The main engineering properties of soils are permeability, compressibility and shear strength.

Permiability indicates facility with which water can flow through soils.

Compressibility indicates deformations produced in soils (C.L.).

Shear strength of soil is its ability to resist shear stress. It determines

1. Stability of slope
2. Bearing capacity of soil
3. Earth pressure on retaining stress.

Index properties:

• The tests required for determination of engineering properties are generally elaborate and time consuming.
• Sometime Geotechnical Engineer is interested into the rough assessment of engineering properties without considering/conducting elaborate tests.
• The properties of soils which are not of primary interest to the geotechnical engineer but which are indicative of the engineering properties are called as index properties.

Main Index Properties:

1. Poor Grained Soil - Relative density particle size
2. Fine Grained Soil - Atterberg's limits & consistency

The Atterberg limits are a basic measure of the critical water content of a fine grained soil. It is shrinkage limit, plastic limit and liquid limit.

Plasticity of Soil:

• A plastic soil can be moulded into various shapes when it is wet
• Plasticity is an important index property of fine grained soils especially clay.
• Plasticity is due to presence of clay.

Consistency Limits:-

• Consistency of soil means degree of firmness (backbone) of soil.
• In 1911, a Swedish agriculture engineer Atterberg mentioned that fine grained soil can exist in four states. Namely, liquid, plastic, semi-solid, solid state.
• The water content or moisture content at which the soil changes from one state to the other are known as consistency limits or Atterberg limit.

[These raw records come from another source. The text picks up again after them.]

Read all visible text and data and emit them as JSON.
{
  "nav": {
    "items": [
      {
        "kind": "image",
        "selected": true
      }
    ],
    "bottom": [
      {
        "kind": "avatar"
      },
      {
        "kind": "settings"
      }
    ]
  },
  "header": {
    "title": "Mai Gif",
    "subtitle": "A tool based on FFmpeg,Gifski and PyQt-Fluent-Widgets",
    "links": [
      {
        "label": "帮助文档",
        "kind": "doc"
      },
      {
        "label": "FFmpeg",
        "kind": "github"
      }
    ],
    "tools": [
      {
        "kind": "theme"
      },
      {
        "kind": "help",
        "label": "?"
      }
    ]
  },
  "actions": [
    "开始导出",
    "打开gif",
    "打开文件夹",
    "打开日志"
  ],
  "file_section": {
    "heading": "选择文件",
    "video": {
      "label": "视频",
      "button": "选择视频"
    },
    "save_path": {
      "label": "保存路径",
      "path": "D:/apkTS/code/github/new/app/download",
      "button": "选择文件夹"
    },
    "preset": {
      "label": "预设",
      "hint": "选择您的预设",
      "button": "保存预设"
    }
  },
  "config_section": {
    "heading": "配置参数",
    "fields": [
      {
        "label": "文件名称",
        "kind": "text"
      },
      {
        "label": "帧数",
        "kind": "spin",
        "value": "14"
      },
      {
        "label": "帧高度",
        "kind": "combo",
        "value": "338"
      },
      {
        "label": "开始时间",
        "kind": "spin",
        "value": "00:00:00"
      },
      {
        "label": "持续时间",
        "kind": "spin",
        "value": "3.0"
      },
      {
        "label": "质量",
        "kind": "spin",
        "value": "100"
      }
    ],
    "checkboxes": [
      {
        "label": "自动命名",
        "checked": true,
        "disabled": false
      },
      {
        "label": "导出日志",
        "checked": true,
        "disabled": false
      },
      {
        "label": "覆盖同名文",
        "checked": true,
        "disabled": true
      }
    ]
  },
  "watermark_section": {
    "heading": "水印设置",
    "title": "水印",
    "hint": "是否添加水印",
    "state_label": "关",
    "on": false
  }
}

1.Liquid Limit:-

• The water content at which the soil changes from liquid state to plastic state or limit is water content at which soil

• The liquid limit $\rightarrow$ determine

• Casagrande's Apparatus

• Cone Penitration Test

• The liquid limits of soil depends upon class mineral present.

Cone Penitration Test has a several advantages.

1. It is easier to perform
2. The method is applicable to a wide range of soils
3. The results are reliable and do not depend upon the judgement of the operator

Plastic Limit:

The plastic limit is the water content below which the soil stop behaving as a plastic limit.

$S=\frac{V_w}{V_v} \rightarrow \frac{water}{soil}$

Complete saturation occur when $S \gt 1$

So partial saturated mean when value of S is between 0-1

partial saturate $\rightarrow (0 \le S \le 1)$

• The water content at which the soil changes from one state to another known as consistency limit or Atterberg's limit.
• A soil containing high water content is in liquid state.
• It offers no shearing resistance and cam flow like liquid.
• It has no resistance to shear deformation and therefore the shear strength is equal to zero.
• The water content at which the soil changes from liquid state to plastic state is known as liquid state. $$OR$$
• In other words, the liquid limit is the W.C. at which soil ceases to be liquid.

1. Plastic State

• The soil is in plastic state can be moulded into various shapes.
• As the water content is reduced, the plasticity of the soil decreases.
• Ultimately, the soil passes from the plastic state to semi-solid state when its stop behaving as plastic.
• The water content at which soil become a semi-solid is known as plastic limit $$OR$$
• Plastic limit is water content at which the solid just fails to behave plastically.

The numerical difference between liquid limit & plastic limit is known as plasticity index. Thus, PI=LL-PL

The soil remains plastic when the water content is between liquid limit to plastic limit. PI = LL-PL

1. Semi-Solid State:

• When the soil sample reduce below the plastic limit, soil attains a semi-solid state. The soil cracks when molded.

• In this (semi-solid state), the volume of soil decrease with a decrease in water content till the stage is reduced when further reduction of water content does not caused any reduction in the volume of soil.

• The water content at which the soil changes from the semi-solid state to solid state is called as shrinkage limit.

• Shrinkage limit may be also defined as lowest water content at which the soil is fully saturated.

• Below the shrinkage limit soil does not remain saturated.

Shrinkage Limit :-

$W_s=\frac{(m_1 - m_2)-(v_1 - v_2) \rho _w}{m_s}$

where $m_1 - m_2 = mass$